The NFL is returning to London in October, and Tom Brady begins his pursuit of an eighth Super Bowl title against Dak Prescott and the Dallas Cowboys when Tampa Bay hosts the league’s annual kickoff game on Thursday, Sept. 9.
The first game in London since the coronavirus pandemic will be played on Oct. 10 when the Atlanta Falcons face the New York Jets. A week later, the Jacksonville Jaguars meet the Miami Dolphins. Both games will be played at the stadium of Premier League soccer team Tottenham. The Falcons and the Jaguars will be the home teams.
The Patriots’ official Twitter account confirmed that the team will open up its 2021 season on Sunday, Sept. 12, at home against the Miami Dolphins at Gillette Stadium. The game will air at 4:25 p.m. on CBS.
The full schedule will be released Wednesday night.
The season opens on the same field where the Buccaneers became the first team to win a Super Bowl at home. Other highlights from opening weekend include Matthew Stafford playing his first game for the Los Angeles Rams on Sunday night against the Chicago Bears with SoFi Stadium welcoming fans for the first time. Most teams are expected to be at full capacity following a season played before limited crowds because of COVID-19.

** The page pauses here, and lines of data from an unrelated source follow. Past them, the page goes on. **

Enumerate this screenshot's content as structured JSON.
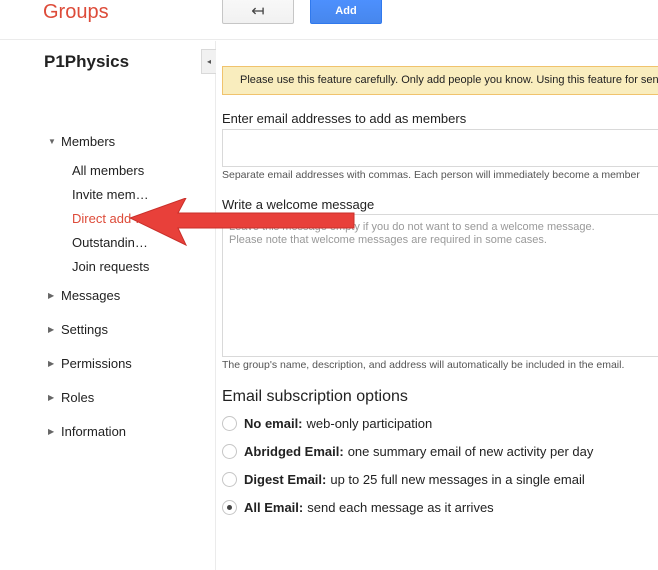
{
  "header": {
    "brand": "Groups",
    "back_icon": "↤",
    "add_label": "Add"
  },
  "sidebar": {
    "group_name": "P1Physics",
    "collapse_icon": "◂",
    "sections": {
      "members": "Members",
      "messages": "Messages",
      "settings": "Settings",
      "permissions": "Permissions",
      "roles": "Roles",
      "information": "Information"
    },
    "member_items": {
      "all": "All members",
      "invite": "Invite mem…",
      "direct": "Direct add …",
      "outstanding": "Outstandin…",
      "join": "Join requests"
    }
  },
  "main": {
    "warning": "Please use this feature carefully. Only add people you know. Using this feature for sen",
    "emails_label": "Enter email addresses to add as members",
    "emails_hint": "Separate email addresses with commas. Each person will immediately become a member",
    "welcome_label": "Write a welcome message",
    "welcome_placeholder_1": "Leave this message empty if you do not want to send a welcome message.",
    "welcome_placeholder_2": "Please note that welcome messages are required in some cases.",
    "welcome_hint": "The group's name, description, and address will automatically be included in the email.",
    "subscription_title": "Email subscription options",
    "options": [
      {
        "title": "No email:",
        "desc": "web-only participation",
        "checked": false
      },
      {
        "title": "Abridged Email:",
        "desc": "one summary email of new activity per day",
        "checked": false
      },
      {
        "title": "Digest Email:",
        "desc": "up to 25 full new messages in a single email",
        "checked": false
      },
      {
        "title": "All Email:",
        "desc": "send each message as it arrives",
        "checked": true
      }
    ]
  },
  "colors": {
    "brand": "#dd4b39",
    "primary_button": "#4d90fe",
    "warning_bg": "#f9edbe",
    "annotation_arrow": "#e8403a"
  }
}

Reigning AFC champion Kansas City hosts the Cleveland Browns in a playoff rematch in Week 1. The Chiefs eliminated the Browns in the divisional round last season despite losing Patrick Mahomes to a concussion.
Two other matchups feature playoff teams facing off in their first game. The Pittsburgh Steelers, who lost to Cleveland in the wild-card round, visit the Buffalo Bills, who reached the AFC title game. Carson Wentz and the Indianapolis Colts host Russell Wilson and the Seattle Seahawks. In Philadelphia, Wentz was 0-4 against Wilson. The Las Vegas Raiders host the Baltimore Ravens in the first Monday night game.
WASHINGTON: Washington may have found its new left tackle with former Bears lineman and 2018 Pro Bowler Charles Leno Jr. signing a one-year contract with Washington worth $5 million, according to his agent, Ron Slavin.
Leno, who visited Washington’s training facility Monday, gives the team veteran experience at a position it targeted in the offseason. The team has promised competition at nearly every position in training camp, but Leno’s experience pins him as an early favorite to start, barring injury or another roster move. In his seven seasons with the Bears, he started 95 games (playoffs included) at left tackle. Only Morgan Moses, Washington’s starting right tackle, has as many career starts on the line.
A seventh-round pick out of Boise State, Leno, 29, had played every game for the Bears over the last six seasons, starting all but three of them at left tackle.
BRETT FAVRE, according to Mississippi’s state auditor, has only paid the state $500,000 of the $1.1 million he promised over a year ago. After it was revealed in May 2020 that Favre received $1.1 million in state welfare payments amid a $94 million embezzlement scandal, the Hall of Fame quarterback promised to send the money back.
State Auditor Shad White’s report said Favre was paid for speeches that he never gave, but the 50-year-old former quarterback claimed the money was for public service announcements that he actually recorded. White’s office said Tuesday it’s still missing $600,000 of that promised payment, the Associated Press reported.
Favre, who played college ball at Southern Miss and lives in the state, is not facing criminal charges and is not yet legally required to pay the money back, though that could change as a federal investigation is ongoing.
“He’s under no obligation to do so, other than him giving his word,” state auditor’s spokesman Logan Reeves told the AP.
OBIT: Jerry Burns, the colorful character who took over as the Minnesota Vikings’ head coach in a time of turmoil and led the team to three playoff berths, has died. He was 94.
The team announced Burns’ death. Vikings spokesman Bob Hagan said Burns’ son-in-law informed him of Burns’ death Wednesday morning.
Burns helped the Green Bay Packers win the first two Super Bowls as defensive backs coach, then joined iconic Vikings coach Bud Grant as Minnesota’s offensive coordinator in 1968. Burns held the position until 1985, and became head coach in 1986, following Les Steckel’s 3-13 season in 1984 and Grant’s 7-9 campaign in 1985 when he was coaxed out of retirement.
Burns had a 55-46 record, including 3-3 in the postseason, before retiring after the 1991 season. His 1987 team came on strong at the finish before losing to Washington for the NFC championship. He led the Vikings to regular-season records of 11-5 and 10-6 the next two years, both ending in playoff losses to San Francisco.